Announcement Concerning Terms of Peace.
JULY 18, 1864. For explanation of the issuance of this proclamation, see the Greeley correspondence in LETTERS of the present edition.
To whom it may concern: Any proposition which embraces the restoration of peace, the integrity of the whole Union, and the abandonment of slavery, and which comes by and with an authority that can control the armies now at war against the United States, will be received and considered by the executive government of the United States, and will be met by liberal terms on other substantial and collateral points, and the bearer or bearers thereof shall have safe conduct both ways.
Proclamation Calling for 500,000 Volunteers.
JULY 18, 1864. Whereas, by the act approved July 4, 1864, entitled "An act further to regulate and provide for the enrolling and calling out the national forces, and for other purposes,” it is provided that the President of the United States may, “at his discretion, at any time hereafter, call for any number of men as volunteers, for the respective terms of one, two, and three years, for military service," and "that in case the quota, or any part thereof, of any town, township, ward of a city, precinct, or election district, or of a county not so subdivided, shall not be filled within the space of fifty days after such call, then the President shall immediately order a draft for one year to fill such quota, or any part thereof, which may be unfilled.”
And whereas the new enrolment heretofore ordered is so far completed as that the aforementioned act of Congress may now be put in operation for recruiting and keeping up the strength of the armies in the field, for garrisons and such military operations as may be required for the purpose of suppressing the rebellion and restoring the authority of the United States Government in the insurgent States :
Now, therefore, I, Abraham Lincoln, President of the United States, do issue this my call for 500,000 volunteers for the military service; provided, nevertheless, that this call shall be reduced by all credits which may be established under Section 8 of the aforesaid act, on account of persons who have entered the naval service during the present rebellion, and by credits for men furnished to the military service in excess of calls heretofore made. Volunteers will be accepted under this call for one, two, or three years, as they may elect, and will be entitled to the bounty provided by the law for the period of service for which they enlist.
And I hereby proclaim, order, and direct, that immediately after the fifth day of September, 1864, being fifty days from the date of this call, a draft for troops to serve for one year shall be had in every town, township, ward of a city, precinct or election district, or county not so subdivided, to fill the quota which shall be assigned to it under this call, or any part thereof which may be unfilled by volunteers on the said fifth day of September, 1864. In testimony, etc..

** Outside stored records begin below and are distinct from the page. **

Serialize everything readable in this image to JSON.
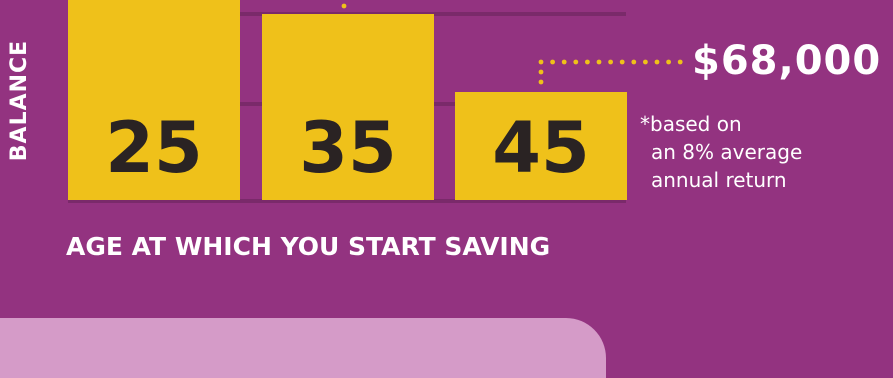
{
  "chart_data": {
    "type": "bar",
    "categories": [
      "25",
      "35",
      "45"
    ],
    "values": [
      null,
      null,
      68000
    ],
    "ylabel": "BALANCE",
    "xlabel": "AGE AT WHICH YOU START SAVING",
    "grid": true,
    "annotations": {
      "value_callout": "$68,000",
      "footnote": [
        "*based on",
        "an 8% average",
        "annual return"
      ]
    }
  },
  "colors": {
    "background": "#933380",
    "bar": "#efc11a",
    "bar_label": "#2a2323",
    "gridline": "#7a2a6a",
    "leader_dots": "#efc11a",
    "text": "#ffffff",
    "bottom_panel": "#d59bc8"
  }
}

Abraham Lincoln. By the President:
William H. Seward, Secretary of State.
Orders of Thanks and Rejoicing for Union
SEPTEMBER 3, 1864. The national thanks are tendered by the President to Admiral Farragut and Major-General Canby for the skill and harmony with which the recent operations in Mobile Harbor, and against Fort Powell, Fort Gaines, and Fort Morgan, were planned and carried into execution. Also to Admiral Farragut and Major-General Granger, under whose immediate command they were conducted, and to the gallant commanders on sea and land, and to the sailors and soldiers engaged in the operations, for their energy and courage, which, under the blessing of Providence, have been crowned with brilliant success, and have won for them the applause and thanks of the nation.
The national thanks are tendered by the President to Major-General William T. Sherman, and the gallant officers and soldiers of his command before Atlanta, for the distinguished ability, courage, and perseverance displayed in